> _Exercise brief_
Through to the final line, write out the records below exactly, omitting any images they contain.

== Material for the task ==

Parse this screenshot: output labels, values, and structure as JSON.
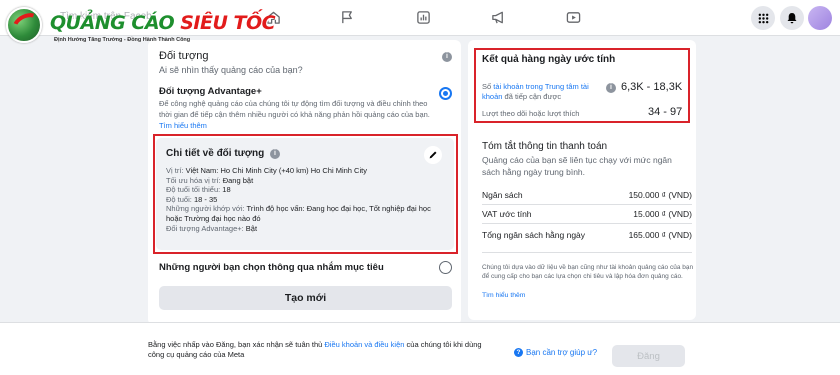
{
  "logo": {
    "text_green": "QUẢNG CÁO ",
    "text_red": "SIÊU TỐC",
    "tagline": "Định Hướng Tăng Trưởng - Đồng Hành Thành Công"
  },
  "search": {
    "placeholder": "Tìm kiếm trên Faceb"
  },
  "left": {
    "section_title": "Đối tượng",
    "section_subtitle": "Ai sẽ nhìn thấy quảng cáo của bạn?",
    "info_glyph": "i",
    "advantage_title": "Đối tượng Advantage+",
    "advantage_desc": "Để công nghệ quảng cáo của chúng tôi tự động tìm đối tượng và điều chỉnh theo thời gian để tiếp cận thêm nhiều người có khả năng phản hồi quảng cáo của bạn.",
    "learn_more": "Tìm hiểu thêm",
    "details": {
      "title": "Chi tiết về đối tượng",
      "location_label": "Vị trí: ",
      "location_value": "Việt Nam: Ho Chi Minh City (+40 km) Ho Chi Minh City",
      "age_opt_label": "Tối ưu hóa vị trí: ",
      "age_opt_value": "Đang bật",
      "min_age_label": "Độ tuổi tối thiểu: ",
      "min_age_value": "18",
      "age_label": "Độ tuổi: ",
      "age_value": "18 - 35",
      "match_label": "Những người khớp với: ",
      "match_value": "Trình độ học vấn: Đang học đại học, Tốt nghiệp đại học hoặc Trường đại học nào đó",
      "adv_label": "Đối tượng Advantage+: ",
      "adv_value": "Bật"
    },
    "friends_option": "Những người bạn chọn thông qua nhắm mục tiêu",
    "create_button": "Tạo mới"
  },
  "right": {
    "results_title": "Kết quả hàng ngày ước tính",
    "reach_label_prefix": "Số ",
    "reach_label_link": "tài khoản trong Trung tâm tài khoản",
    "reach_label_suffix": " đã tiếp cận được",
    "reach_value": "6,3K - 18,3K",
    "likes_label": "Lượt theo dõi hoặc lượt thích",
    "likes_value": "34 - 97",
    "pay_title": "Tóm tắt thông tin thanh toán",
    "pay_desc": "Quảng cáo của bạn sẽ liên tục chạy với mức ngân sách hằng ngày trung bình.",
    "budget_label": "Ngân sách",
    "budget_value": "150.000 ₫ (VND)",
    "vat_label": "VAT ước tính",
    "vat_value": "15.000 ₫ (VND)",
    "total_label": "Tổng ngân sách hằng ngày",
    "total_value": "165.000 ₫ (VND)",
    "note": "Chúng tôi dựa vào dữ liệu về bạn cũng như tài khoản quảng cáo của bạn để cung cấp cho bạn các lựa chọn chi tiêu và lập hóa đơn quảng cáo.",
    "note_link": "Tìm hiểu thêm"
  },
  "bottom": {
    "terms_prefix": "Bằng việc nhấp vào Đăng, bạn xác nhận sẽ tuân thủ ",
    "terms_link": "Điều khoản và điều kiện",
    "terms_suffix": " của chúng tôi khi dùng công cụ quảng cáo của Meta",
    "help_glyph": "?",
    "help": "Bạn cần trợ giúp ư?",
    "publish": "Đăng"
  },
  "colors": {
    "accent": "#1877f2",
    "highlight_frame": "#d9232a",
    "logo_green": "#1e8f2e",
    "logo_red": "#e21b1b"
  },
  "icons": [
    "home-icon",
    "flag-icon",
    "chart-icon",
    "megaphone-icon",
    "video-icon",
    "menu-grid-icon",
    "bell-icon",
    "pencil-icon"
  ]
}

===

> _Task result_
Parse this screenshot: output labels, values, and structure as JSON.
{
  "logo": {
    "text_green": "QUẢNG CÁO ",
    "text_red": "SIÊU TỐC",
    "tagline": "Định Hướng Tăng Trưởng - Đồng Hành Thành Công"
  },
  "search": {
    "placeholder": "Tìm kiếm trên Faceb"
  },
  "left": {
    "section_title": "Đối tượng",
    "section_subtitle": "Ai sẽ nhìn thấy quảng cáo của bạn?",
    "info_glyph": "i",
    "advantage_title": "Đối tượng Advantage+",
    "advantage_desc": "Để công nghệ quảng cáo của chúng tôi tự động tìm đối tượng và điều chỉnh theo thời gian để tiếp cận thêm nhiều người có khả năng phản hồi quảng cáo của bạn.",
    "learn_more": "Tìm hiểu thêm",
    "details": {
      "title": "Chi tiết về đối tượng",
      "location_label": "Vị trí: ",
      "location_value": "Việt Nam: Ho Chi Minh City (+40 km) Ho Chi Minh City",
      "age_opt_label": "Tối ưu hóa vị trí: ",
      "age_opt_value": "Đang bật",
      "min_age_label": "Độ tuổi tối thiểu: ",
      "min_age_value": "18",
      "age_label": "Độ tuổi: ",
      "age_value": "18 - 35",
      "match_label": "Những người khớp với: ",
      "match_value": "Trình độ học vấn: Đang học đại học, Tốt nghiệp đại học hoặc Trường đại học nào đó",
      "adv_label": "Đối tượng Advantage+: ",
      "adv_value": "Bật"
    },
    "friends_option": "Những người bạn chọn thông qua nhắm mục tiêu",
    "create_button": "Tạo mới"
  },
  "right": {
    "results_title": "Kết quả hàng ngày ước tính",
    "reach_label_prefix": "Số ",
    "reach_label_link": "tài khoản trong Trung tâm tài khoản",
    "reach_label_suffix": " đã tiếp cận được",
    "reach_value": "6,3K - 18,3K",
    "likes_label": "Lượt theo dõi hoặc lượt thích",
    "likes_value": "34 - 97",
    "pay_title": "Tóm tắt thông tin thanh toán",
    "pay_desc": "Quảng cáo của bạn sẽ liên tục chạy với mức ngân sách hằng ngày trung bình.",
    "budget_label": "Ngân sách",
    "budget_value": "150.000 ₫ (VND)",
    "vat_label": "VAT ước tính",
    "vat_value": "15.000 ₫ (VND)",
    "total_label": "Tổng ngân sách hằng ngày",
    "total_value": "165.000 ₫ (VND)",
    "note": "Chúng tôi dựa vào dữ liệu về bạn cũng như tài khoản quảng cáo của bạn để cung cấp cho bạn các lựa chọn chi tiêu và lập hóa đơn quảng cáo.",
    "note_link": "Tìm hiểu thêm"
  },
  "bottom": {
    "terms_prefix": "Bằng việc nhấp vào Đăng, bạn xác nhận sẽ tuân thủ ",
    "terms_link": "Điều khoản và điều kiện",
    "terms_suffix": " của chúng tôi khi dùng công cụ quảng cáo của Meta",
    "help_glyph": "?",
    "help": "Bạn cần trợ giúp ư?",
    "publish": "Đăng"
  },
  "colors": {
    "accent": "#1877f2",
    "highlight_frame": "#d9232a",
    "logo_green": "#1e8f2e",
    "logo_red": "#e21b1b"
  },
  "icons": [
    "home-icon",
    "flag-icon",
    "chart-icon",
    "megaphone-icon",
    "video-icon",
    "menu-grid-icon",
    "bell-icon",
    "pencil-icon"
  ]
}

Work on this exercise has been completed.